• _DATA SHOWN_:
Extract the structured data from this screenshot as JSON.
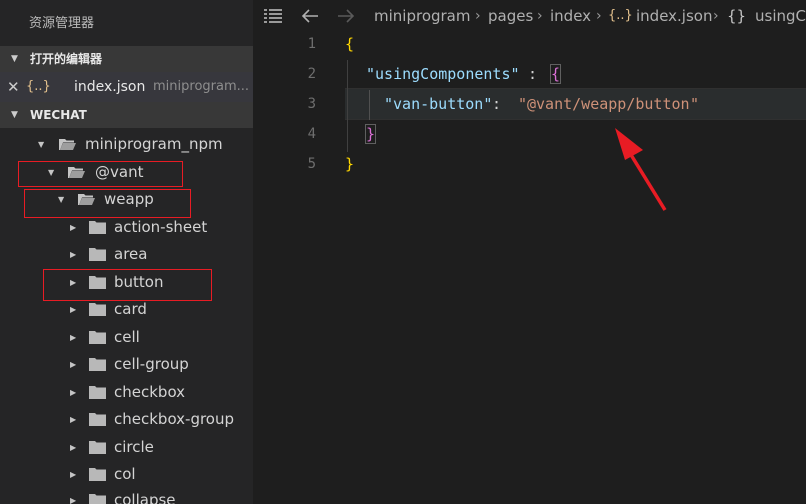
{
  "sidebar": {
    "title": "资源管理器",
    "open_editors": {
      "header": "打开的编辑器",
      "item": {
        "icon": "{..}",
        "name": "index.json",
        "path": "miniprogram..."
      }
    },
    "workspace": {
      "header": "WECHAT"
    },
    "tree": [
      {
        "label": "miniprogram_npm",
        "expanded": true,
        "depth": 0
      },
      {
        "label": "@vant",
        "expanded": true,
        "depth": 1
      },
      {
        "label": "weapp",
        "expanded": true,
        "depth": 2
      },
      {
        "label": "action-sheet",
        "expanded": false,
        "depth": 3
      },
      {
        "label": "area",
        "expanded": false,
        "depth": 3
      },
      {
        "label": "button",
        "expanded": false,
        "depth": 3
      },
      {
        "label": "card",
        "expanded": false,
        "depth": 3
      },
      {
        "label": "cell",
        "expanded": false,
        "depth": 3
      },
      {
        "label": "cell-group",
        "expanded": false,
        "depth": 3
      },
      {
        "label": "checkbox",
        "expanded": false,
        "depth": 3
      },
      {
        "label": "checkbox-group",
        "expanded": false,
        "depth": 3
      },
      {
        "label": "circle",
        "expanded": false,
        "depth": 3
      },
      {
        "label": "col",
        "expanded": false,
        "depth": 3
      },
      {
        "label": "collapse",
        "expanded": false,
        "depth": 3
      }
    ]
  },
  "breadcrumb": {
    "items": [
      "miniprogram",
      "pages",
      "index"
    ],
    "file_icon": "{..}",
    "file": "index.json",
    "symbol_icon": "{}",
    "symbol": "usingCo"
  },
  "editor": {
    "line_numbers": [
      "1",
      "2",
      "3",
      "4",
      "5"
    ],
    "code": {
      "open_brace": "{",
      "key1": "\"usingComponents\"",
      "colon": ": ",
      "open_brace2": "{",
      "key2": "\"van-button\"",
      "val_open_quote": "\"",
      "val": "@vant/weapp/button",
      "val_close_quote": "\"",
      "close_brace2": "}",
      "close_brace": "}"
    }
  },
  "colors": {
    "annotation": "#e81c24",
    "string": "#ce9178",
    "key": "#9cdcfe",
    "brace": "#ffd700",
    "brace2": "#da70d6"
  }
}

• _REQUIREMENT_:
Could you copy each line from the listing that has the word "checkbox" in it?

• _ANSWER AREA_:
        "label": "checkbox",
        "label": "checkbox-group",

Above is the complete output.